/ David McRaney / 7 am Thu, Jun 26 2014
  • Submit
  • About Us
  • Contact Us
  • Advertise here
  • Forums
  • Monitoring a computer transistor to understand why a YouTube video is funny

    Monitoring a computer transistor to understand why a YouTube video is funny

    Even though we are learning more and more about what is "under the hood" of human consciousness, it might not tell us what we most want to know about ourselves. It could be like monitoring a transistor in a computer to better understand why a YouTube video was funny. David McRaney explores the dangers of reductionism in the You Are Not So Smart podcast.

    You are Not So Smart is hosted by David McRaney, a journalist and self-described psychology nerd. In each episode, David explores cognitive biases and delusions, and is often joined by a guest expert.

    "I suppose it is tempting, if the only tool you have is a hammer, to treat everything as if it were a nail."

    You've heard the expression before. You've may have, like myself, smugly used it a few times to feel like you made an intelligent point in an office conversation. It's one of those great comebacks that we've decided is ok to use in professional settings like congressional debates and televised political arguments about everything from gun control to foreign policy. But, it might surprise you to learn who wrote it, how young the above quote is, and why it was written in the first place.

    The quote comes from psychologist Abraham Maslow, the psychologist most famous for his hierarchy of needs. He was recalling how he had asked scientists of the 1930s to think of things like empathy, compassion, awe, and beauty as aspects of the human mind that could be studied. In his era, it was unclear how you could use the tools of science to do anything other than reduce consciousness to measurable things like neurons and reflexes. Maslow said it was possible, and he blamed skepticism over such pursuits on the culture and tools of the time.

    Maslow's famous quote comes after he describes first seeing an automatic car wash, saying how marvelous and complex it seemed, but that he realized that in the end "everything else that got into its clutches was treated as if it were an automobile to be washed." He wrote that if science couldn't process the parts of the mind he was interested in studying he would "either to give up my questions or else to invent new ways of answering them."

    That's the topic in this episode of the You Are Not So Smart Podcast - Maslow's Hammer, a plea from humanist psychology to be very careful when reducing human beings to their basic chemistry and not to lose sight of what makes human beings so wonderful.

    I first wrote about Maslow's Hammer at Psychology Today, and in this episode I read portions of that essay.

    YANSS: RSS | iTunes | Download this episode | Stitcher | Cookie Recipes | Show Notes

    [Image: Car Wash, San Bernardino, CACC BY-SA 2.0 Cogart Strangehill - Ext. Car Wash, San Bernardino, CA]


    / /

    Notable Replies

    1. I'm one of those folks who sees intelligence as the product of a bunch of neurons talking to each other via electrochemical messages.
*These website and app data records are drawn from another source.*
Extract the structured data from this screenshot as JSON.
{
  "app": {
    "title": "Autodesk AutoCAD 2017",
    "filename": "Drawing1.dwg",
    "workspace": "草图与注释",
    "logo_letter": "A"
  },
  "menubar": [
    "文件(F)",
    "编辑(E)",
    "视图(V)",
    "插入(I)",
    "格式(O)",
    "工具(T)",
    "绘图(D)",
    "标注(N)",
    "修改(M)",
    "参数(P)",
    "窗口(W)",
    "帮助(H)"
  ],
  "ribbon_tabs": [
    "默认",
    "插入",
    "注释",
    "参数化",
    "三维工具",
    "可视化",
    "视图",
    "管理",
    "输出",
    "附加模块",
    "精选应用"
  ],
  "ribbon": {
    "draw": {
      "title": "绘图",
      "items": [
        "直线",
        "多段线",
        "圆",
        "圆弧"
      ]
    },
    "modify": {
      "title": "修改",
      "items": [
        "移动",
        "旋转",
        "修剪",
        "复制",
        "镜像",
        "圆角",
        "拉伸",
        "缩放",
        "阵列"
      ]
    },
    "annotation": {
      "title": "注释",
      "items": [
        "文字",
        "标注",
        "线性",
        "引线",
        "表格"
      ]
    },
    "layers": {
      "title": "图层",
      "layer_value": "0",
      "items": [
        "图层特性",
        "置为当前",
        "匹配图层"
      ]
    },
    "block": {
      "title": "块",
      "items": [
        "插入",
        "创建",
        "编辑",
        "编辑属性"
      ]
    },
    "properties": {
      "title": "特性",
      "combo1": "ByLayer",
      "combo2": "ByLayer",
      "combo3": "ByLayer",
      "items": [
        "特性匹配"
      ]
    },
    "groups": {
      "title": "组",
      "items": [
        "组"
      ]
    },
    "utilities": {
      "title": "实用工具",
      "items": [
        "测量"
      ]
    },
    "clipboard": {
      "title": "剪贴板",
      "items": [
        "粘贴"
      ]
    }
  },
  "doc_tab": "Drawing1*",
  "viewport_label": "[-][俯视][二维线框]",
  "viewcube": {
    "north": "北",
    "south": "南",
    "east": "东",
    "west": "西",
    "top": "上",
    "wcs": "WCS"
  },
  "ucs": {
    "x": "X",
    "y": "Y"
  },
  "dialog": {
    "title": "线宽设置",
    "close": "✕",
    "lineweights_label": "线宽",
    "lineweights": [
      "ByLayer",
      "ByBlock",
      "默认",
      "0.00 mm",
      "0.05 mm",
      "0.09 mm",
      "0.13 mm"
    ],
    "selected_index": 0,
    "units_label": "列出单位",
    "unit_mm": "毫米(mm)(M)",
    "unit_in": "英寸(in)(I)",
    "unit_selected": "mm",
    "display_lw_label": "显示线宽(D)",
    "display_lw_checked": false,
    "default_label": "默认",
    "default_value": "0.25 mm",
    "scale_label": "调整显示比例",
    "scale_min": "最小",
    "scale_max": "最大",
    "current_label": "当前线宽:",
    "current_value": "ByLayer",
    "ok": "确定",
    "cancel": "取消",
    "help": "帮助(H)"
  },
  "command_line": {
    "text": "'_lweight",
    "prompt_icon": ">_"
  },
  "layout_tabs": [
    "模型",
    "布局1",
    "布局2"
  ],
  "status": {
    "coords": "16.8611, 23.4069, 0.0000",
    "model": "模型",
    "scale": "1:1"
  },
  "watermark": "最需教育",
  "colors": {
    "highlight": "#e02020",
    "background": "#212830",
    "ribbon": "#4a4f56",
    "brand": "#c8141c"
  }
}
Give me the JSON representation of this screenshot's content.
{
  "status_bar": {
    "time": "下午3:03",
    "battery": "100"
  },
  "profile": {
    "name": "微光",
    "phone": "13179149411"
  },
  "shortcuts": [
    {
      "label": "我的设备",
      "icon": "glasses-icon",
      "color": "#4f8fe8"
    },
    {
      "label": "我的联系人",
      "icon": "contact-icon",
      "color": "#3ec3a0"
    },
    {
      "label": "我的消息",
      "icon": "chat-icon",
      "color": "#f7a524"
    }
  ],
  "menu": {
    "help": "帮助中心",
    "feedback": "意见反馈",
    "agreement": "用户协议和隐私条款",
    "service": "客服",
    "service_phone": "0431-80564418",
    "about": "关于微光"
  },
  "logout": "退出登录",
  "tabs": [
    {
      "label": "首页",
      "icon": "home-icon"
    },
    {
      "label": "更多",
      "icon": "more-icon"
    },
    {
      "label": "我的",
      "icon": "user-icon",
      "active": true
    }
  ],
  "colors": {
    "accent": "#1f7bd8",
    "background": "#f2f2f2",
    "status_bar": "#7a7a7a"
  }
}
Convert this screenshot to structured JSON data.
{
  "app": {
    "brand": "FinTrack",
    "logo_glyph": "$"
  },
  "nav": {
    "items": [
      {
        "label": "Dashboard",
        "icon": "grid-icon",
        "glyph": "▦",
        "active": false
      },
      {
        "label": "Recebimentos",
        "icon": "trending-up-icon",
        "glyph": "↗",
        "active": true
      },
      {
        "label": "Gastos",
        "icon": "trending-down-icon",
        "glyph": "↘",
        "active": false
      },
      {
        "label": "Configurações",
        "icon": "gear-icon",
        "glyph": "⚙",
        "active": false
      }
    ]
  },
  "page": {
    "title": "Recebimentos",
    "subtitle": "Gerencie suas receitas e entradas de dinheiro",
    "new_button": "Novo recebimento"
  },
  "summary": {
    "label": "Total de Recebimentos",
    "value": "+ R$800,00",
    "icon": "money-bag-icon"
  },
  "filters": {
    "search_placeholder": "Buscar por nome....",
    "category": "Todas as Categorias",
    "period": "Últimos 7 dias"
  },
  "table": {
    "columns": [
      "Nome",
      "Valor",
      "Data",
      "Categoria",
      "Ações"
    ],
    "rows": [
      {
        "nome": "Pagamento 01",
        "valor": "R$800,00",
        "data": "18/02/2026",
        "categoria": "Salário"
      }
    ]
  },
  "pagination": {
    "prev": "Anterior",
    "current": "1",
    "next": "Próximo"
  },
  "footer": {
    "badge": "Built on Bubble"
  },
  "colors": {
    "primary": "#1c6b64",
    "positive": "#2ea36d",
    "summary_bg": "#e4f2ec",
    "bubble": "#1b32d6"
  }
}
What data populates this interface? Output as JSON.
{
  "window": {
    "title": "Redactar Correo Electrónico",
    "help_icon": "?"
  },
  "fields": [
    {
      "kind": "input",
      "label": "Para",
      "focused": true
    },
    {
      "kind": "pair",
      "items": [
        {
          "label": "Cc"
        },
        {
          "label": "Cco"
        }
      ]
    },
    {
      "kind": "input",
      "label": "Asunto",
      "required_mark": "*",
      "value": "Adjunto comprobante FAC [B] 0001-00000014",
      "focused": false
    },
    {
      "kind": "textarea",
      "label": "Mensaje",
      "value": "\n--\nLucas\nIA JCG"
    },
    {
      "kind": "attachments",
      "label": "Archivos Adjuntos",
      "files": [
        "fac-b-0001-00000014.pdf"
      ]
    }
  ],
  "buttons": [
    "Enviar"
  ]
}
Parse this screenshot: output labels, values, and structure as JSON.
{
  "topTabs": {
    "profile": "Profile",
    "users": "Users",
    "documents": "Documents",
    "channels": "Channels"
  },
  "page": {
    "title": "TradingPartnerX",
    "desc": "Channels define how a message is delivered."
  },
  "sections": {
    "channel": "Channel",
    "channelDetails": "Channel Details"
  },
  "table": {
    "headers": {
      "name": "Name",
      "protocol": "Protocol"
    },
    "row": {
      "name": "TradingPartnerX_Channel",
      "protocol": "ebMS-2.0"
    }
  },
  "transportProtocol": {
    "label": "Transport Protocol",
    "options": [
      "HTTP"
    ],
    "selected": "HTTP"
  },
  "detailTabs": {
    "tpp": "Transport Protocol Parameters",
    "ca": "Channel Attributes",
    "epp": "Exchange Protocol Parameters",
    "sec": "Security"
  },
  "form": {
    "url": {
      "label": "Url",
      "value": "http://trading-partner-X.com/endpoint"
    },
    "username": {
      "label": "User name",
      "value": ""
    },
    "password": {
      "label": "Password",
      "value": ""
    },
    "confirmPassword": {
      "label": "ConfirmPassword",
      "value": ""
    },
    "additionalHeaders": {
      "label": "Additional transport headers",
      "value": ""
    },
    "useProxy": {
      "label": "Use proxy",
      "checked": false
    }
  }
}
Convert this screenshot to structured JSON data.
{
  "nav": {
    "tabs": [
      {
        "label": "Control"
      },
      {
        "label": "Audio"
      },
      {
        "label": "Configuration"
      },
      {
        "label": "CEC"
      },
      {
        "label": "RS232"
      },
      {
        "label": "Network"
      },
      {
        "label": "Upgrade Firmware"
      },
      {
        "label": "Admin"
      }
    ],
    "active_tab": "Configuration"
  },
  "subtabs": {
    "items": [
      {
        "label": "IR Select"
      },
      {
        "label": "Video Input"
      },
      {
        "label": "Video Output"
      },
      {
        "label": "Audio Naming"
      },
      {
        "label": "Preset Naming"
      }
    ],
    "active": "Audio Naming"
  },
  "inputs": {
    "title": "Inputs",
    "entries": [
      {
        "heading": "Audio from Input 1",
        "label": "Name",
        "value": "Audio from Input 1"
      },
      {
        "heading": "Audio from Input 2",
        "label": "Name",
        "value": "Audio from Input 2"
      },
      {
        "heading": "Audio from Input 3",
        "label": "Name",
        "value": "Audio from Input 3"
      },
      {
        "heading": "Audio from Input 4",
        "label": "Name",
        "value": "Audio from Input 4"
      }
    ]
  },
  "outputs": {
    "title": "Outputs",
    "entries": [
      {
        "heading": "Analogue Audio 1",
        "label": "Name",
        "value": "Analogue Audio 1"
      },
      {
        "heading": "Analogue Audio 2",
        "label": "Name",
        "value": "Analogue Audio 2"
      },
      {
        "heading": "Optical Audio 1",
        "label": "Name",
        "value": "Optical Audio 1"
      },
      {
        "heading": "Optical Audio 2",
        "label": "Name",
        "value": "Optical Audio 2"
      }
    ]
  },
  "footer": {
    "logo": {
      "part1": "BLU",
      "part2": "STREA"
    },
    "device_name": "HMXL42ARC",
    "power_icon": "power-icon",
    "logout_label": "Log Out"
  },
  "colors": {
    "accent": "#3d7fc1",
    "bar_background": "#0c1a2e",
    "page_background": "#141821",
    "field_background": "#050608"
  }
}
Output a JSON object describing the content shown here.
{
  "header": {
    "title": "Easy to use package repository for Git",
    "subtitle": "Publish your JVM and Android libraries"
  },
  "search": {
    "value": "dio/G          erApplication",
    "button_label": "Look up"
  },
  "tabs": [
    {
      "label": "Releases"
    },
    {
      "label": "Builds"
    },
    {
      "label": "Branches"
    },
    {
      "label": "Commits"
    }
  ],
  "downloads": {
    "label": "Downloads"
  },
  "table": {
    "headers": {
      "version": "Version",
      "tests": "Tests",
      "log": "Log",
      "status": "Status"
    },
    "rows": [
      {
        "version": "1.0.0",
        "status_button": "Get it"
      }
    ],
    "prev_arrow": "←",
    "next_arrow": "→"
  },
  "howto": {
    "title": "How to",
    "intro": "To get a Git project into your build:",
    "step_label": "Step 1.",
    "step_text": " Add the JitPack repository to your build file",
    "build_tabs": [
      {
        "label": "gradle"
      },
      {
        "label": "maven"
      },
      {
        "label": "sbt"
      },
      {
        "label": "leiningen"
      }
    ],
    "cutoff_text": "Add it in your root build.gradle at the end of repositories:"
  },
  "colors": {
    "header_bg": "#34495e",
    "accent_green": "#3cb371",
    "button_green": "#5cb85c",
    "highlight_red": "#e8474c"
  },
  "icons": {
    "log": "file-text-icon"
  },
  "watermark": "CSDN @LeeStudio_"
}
This is to distinguish myself from those who see intelligence as a product of some sort of woo, separate form the neurons and their interconnects.

      Nonetheless, I realize that one can't tell the story of intelligence by discussing individual neurons. One would be hard-pressed to describe intelligence by talking about all the neurons, nor by talking about their interconnects. There's just too many of them to be able to make that jump.

      But that doesn't invalidate the concept that it's all just a bunch of neurons.

    Continue the discussion bbs.boingboing.net

    3 more replies